> **Task details**:
Which lines in the records below contain the word "What"? Copy each one out.

Recorded data:

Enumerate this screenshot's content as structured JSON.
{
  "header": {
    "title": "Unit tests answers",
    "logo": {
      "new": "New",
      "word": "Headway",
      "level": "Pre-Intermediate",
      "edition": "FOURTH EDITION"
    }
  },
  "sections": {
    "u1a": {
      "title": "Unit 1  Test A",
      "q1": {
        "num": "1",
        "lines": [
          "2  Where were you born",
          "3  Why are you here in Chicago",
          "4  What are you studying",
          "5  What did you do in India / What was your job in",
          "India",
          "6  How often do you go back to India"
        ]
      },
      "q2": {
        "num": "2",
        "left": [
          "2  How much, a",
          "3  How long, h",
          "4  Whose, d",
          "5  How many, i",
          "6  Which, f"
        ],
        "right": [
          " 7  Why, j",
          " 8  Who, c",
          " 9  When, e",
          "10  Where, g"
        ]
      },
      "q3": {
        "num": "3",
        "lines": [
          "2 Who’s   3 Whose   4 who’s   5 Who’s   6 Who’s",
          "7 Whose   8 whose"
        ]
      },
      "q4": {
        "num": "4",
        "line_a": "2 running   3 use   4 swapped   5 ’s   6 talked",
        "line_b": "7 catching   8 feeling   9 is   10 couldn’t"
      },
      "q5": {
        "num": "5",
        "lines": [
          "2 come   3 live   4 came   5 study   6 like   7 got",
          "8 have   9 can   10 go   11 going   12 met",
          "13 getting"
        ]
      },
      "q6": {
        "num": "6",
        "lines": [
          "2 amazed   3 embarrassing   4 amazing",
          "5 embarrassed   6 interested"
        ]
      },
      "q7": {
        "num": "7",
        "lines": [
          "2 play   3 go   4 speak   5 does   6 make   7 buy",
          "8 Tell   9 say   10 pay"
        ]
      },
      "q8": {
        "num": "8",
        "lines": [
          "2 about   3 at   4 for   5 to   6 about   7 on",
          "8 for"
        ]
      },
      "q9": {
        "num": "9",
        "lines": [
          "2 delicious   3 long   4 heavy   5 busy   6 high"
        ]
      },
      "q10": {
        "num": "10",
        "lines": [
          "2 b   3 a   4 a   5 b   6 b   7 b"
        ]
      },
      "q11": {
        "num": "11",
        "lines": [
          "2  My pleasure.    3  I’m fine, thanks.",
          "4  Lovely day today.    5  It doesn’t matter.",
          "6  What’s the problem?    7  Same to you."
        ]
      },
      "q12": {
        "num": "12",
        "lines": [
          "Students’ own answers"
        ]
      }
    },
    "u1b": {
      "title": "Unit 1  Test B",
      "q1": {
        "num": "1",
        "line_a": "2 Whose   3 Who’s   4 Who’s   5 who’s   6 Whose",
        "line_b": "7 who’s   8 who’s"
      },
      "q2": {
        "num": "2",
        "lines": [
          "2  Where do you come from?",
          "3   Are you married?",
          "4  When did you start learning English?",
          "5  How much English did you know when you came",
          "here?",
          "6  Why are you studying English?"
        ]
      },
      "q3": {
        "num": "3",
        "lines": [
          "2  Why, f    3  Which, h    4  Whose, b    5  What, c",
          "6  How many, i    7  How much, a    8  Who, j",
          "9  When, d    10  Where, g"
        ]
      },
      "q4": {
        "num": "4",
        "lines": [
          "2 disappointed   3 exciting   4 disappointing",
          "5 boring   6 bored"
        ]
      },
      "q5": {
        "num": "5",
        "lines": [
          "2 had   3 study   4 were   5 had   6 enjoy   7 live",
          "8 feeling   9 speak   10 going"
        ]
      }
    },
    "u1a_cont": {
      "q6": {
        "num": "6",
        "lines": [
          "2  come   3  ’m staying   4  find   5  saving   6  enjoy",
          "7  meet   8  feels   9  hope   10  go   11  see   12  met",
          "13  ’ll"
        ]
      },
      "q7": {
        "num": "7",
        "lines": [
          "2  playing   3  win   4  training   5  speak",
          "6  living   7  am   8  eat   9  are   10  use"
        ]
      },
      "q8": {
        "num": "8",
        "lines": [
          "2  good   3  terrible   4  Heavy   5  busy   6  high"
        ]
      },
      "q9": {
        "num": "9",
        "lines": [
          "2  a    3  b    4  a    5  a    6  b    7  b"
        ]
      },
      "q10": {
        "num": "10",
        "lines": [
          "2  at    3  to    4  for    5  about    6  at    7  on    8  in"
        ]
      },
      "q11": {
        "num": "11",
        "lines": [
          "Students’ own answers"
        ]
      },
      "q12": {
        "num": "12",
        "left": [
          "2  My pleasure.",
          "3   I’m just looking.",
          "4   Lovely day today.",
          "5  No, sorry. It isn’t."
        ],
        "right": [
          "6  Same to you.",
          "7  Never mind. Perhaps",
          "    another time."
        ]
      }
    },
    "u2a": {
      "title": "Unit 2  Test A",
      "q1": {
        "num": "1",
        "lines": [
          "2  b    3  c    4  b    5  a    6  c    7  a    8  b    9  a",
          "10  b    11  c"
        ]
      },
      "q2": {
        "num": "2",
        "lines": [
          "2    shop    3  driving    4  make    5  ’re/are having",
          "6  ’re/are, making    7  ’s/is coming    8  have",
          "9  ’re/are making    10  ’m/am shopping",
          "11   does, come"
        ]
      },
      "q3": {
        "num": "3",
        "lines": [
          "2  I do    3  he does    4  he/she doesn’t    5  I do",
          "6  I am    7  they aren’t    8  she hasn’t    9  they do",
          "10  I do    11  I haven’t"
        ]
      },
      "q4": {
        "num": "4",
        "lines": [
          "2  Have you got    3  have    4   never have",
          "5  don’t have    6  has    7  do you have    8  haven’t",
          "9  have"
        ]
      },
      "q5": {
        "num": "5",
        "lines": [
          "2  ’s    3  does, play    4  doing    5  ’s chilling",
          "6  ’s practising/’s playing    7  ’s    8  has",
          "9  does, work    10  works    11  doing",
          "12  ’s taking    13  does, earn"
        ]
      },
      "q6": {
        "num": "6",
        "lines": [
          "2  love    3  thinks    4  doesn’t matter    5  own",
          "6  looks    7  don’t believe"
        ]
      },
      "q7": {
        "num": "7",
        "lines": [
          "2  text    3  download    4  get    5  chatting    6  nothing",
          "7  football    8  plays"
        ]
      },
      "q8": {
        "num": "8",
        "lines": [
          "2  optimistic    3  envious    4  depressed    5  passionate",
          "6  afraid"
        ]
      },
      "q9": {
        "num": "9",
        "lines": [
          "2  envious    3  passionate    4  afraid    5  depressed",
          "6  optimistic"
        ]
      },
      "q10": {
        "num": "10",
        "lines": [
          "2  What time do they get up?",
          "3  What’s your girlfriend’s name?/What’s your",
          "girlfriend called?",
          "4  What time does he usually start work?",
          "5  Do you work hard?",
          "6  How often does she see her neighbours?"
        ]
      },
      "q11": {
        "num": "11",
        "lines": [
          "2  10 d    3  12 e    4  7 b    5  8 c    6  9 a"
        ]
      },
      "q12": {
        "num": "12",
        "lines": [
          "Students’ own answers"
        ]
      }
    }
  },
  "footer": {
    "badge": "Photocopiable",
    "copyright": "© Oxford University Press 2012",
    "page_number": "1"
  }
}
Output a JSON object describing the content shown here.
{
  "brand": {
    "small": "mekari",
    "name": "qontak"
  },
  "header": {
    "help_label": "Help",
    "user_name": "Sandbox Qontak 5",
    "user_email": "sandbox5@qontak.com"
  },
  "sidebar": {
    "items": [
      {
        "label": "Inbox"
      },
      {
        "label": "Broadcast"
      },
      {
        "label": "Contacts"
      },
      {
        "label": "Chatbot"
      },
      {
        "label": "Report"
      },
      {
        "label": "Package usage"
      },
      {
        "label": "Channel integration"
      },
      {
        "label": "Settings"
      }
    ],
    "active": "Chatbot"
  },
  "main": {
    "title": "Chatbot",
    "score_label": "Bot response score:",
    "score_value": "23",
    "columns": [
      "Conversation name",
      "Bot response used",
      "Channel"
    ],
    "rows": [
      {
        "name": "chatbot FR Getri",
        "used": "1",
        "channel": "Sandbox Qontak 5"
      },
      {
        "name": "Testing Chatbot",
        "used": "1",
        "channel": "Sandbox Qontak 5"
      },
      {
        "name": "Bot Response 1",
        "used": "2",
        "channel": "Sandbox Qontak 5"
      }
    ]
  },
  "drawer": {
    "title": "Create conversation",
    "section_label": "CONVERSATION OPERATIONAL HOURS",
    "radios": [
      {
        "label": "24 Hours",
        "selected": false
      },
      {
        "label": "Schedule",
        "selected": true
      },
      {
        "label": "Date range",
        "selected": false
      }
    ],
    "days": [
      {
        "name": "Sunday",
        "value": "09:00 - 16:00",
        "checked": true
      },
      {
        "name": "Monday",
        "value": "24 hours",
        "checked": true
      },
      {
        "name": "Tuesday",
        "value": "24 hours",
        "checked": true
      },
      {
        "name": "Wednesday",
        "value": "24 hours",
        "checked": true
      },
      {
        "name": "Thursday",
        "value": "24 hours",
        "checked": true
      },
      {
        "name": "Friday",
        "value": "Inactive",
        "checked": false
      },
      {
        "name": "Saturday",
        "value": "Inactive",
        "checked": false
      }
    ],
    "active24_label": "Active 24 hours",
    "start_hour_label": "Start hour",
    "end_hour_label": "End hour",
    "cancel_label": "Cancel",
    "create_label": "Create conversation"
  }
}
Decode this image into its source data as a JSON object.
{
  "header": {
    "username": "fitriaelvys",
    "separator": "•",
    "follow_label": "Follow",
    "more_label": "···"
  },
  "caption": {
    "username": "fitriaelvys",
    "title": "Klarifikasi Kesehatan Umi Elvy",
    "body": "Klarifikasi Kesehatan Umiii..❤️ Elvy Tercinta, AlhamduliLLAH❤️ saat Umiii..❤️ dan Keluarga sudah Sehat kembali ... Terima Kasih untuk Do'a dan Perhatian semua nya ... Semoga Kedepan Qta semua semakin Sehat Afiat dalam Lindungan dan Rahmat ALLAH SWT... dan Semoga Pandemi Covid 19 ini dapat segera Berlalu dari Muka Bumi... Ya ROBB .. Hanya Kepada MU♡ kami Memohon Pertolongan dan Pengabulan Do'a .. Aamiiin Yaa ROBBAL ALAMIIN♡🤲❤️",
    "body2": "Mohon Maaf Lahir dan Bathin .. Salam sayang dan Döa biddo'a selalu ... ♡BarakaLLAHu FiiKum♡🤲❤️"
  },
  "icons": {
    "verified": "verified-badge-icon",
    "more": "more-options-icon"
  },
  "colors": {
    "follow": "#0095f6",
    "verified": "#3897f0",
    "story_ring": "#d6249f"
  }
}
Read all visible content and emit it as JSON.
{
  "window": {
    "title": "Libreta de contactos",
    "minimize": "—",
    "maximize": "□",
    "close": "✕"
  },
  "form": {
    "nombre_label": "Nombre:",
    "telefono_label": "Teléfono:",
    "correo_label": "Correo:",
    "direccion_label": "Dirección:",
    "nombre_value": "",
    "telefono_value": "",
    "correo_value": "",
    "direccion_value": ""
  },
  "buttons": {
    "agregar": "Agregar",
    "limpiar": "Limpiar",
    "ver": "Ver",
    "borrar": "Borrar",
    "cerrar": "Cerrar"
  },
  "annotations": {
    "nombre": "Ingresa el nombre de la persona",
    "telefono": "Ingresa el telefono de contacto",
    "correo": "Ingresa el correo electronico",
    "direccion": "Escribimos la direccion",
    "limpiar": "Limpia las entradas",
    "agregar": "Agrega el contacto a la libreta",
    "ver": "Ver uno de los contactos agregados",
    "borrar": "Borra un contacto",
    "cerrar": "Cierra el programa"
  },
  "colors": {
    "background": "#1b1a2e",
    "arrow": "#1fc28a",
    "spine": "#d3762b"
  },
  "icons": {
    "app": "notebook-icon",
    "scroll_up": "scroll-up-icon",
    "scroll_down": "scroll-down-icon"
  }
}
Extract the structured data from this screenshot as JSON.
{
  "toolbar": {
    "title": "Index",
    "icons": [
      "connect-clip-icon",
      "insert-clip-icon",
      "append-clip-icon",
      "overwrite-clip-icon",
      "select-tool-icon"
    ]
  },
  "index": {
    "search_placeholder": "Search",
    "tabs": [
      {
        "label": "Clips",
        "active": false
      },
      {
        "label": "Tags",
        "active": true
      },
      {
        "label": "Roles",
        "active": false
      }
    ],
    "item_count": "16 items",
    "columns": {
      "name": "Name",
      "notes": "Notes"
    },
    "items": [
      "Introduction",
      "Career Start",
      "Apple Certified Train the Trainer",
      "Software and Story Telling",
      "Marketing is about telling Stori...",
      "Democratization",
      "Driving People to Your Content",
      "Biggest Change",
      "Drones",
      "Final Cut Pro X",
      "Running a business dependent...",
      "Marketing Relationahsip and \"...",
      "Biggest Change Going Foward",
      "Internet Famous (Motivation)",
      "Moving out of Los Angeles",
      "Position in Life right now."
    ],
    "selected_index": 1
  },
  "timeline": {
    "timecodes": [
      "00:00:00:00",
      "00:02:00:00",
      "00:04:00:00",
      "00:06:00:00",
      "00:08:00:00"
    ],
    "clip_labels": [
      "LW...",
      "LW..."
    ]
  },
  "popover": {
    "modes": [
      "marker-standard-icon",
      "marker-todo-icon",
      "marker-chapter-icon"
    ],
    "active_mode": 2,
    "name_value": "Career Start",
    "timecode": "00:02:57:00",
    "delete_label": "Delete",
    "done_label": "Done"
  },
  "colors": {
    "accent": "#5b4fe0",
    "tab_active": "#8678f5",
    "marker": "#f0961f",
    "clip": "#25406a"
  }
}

> **Solution to the problem**:
          "4  What are you studying",
          "5  What did you do in India / What was your job in",
          "6  What’s the problem?    7  Same to you."
          "2  Why, f    3  Which, h    4  Whose, b    5  What, c",
          "2  What time do they get up?",
          "3  What’s your girlfriend’s name?/What’s your",
          "4  What time does he usually start work?",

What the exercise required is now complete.